Complete the sentences using the verbs in brackets with a past modal verb form.
Past modal verbs of deduction – grammar chart
Modal verbs of deduction and speculation
We can use some modal verbs + infinitive to talk about how certain we are that something is or is not true. We can also use some modal verbs + have + past participle to talk about how certain we are that something was or was not true in the past.
must have done
We use must have + past participle to say that we are quite sure that something was true or happened in the past.
- I can’t find my wallet! I must have dropped it in the taxi.
- You must have had a real scare when you saw the crocodile.
can’t have done
We use can’t/couldn’t have + past participle to say that we are quite sure that something did NOT happen or was NOT true in the past.
- You can’t/couldn’t have seen John last night. He was in hospital.
- She can’t/couldn’t have passed the test. She didn’t even open the books.
Note that for negative deduction we use can’t (NOT
- He can’t be that famous. (NOT
He mustn’t be that famous.)
could/might/may have done
We use might/may have + past participle to say that it’s possible that something was true or happened in the past.
- It’s been three days. They might/may have finished painting the house by now.
- If they left at 9, they might/may have already arrived.
Note that we use might not or may not (NOT
could not) to talk about a negative possibility.
- She might/may not have heard us. Knock again.
should/ought to have done
We use should have/ought to have + past participle to talk about a situation expected to happen in the past. This form is normally used for criticism.

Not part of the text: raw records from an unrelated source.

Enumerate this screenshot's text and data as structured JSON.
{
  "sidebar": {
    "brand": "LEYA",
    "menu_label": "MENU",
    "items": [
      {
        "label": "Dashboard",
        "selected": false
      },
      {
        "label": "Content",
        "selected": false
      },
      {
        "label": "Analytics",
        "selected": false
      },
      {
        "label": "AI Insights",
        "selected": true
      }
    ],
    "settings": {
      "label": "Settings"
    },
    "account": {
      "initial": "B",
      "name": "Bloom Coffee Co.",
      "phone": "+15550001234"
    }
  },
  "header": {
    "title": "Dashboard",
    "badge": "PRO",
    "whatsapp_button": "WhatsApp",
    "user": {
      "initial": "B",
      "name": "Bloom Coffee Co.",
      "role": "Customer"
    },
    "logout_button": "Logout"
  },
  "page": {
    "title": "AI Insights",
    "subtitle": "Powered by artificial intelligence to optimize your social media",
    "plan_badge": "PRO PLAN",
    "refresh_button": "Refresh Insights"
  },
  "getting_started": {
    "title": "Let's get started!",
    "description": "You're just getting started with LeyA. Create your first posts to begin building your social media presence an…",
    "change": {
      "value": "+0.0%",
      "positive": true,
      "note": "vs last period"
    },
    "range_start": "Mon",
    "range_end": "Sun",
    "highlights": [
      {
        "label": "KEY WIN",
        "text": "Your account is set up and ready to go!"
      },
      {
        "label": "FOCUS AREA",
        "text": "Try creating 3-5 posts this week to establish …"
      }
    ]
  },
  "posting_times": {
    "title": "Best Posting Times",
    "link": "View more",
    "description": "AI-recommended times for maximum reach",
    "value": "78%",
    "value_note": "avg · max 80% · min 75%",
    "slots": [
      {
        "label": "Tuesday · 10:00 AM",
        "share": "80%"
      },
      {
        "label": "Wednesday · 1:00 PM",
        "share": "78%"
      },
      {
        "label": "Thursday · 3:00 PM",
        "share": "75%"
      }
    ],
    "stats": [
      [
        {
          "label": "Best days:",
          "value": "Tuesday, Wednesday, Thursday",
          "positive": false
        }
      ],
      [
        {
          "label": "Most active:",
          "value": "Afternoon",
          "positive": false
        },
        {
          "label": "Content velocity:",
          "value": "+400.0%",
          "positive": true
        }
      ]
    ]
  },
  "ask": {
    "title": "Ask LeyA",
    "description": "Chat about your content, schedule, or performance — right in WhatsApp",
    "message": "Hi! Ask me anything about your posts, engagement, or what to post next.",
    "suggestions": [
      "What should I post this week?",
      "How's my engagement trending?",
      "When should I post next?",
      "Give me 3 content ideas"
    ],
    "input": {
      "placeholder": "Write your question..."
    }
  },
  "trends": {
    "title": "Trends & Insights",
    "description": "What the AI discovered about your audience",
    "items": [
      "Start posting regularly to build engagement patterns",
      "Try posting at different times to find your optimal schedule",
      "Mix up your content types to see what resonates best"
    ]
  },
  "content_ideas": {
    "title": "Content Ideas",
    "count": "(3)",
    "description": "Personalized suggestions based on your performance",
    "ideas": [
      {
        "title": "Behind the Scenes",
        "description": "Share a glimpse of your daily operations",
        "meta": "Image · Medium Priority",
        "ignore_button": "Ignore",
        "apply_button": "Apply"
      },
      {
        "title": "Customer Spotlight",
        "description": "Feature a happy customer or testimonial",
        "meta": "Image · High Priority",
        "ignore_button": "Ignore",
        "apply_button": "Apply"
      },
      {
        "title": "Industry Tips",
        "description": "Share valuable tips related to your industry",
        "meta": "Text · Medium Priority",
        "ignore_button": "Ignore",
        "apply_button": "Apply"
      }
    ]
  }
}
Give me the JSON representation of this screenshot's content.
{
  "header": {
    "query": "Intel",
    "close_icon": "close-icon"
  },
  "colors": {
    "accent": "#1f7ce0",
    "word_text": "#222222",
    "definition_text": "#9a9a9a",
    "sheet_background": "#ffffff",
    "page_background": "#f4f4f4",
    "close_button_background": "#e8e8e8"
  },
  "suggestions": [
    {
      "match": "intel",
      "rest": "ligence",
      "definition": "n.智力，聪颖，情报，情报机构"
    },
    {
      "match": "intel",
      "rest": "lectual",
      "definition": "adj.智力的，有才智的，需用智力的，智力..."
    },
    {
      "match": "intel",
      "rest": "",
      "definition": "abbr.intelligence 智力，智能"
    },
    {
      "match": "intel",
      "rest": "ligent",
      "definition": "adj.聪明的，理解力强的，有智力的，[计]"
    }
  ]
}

- You should/ought to have already packed your things. We’re going to be late.
- He should/ought to have studied more. Nobody fails if they study.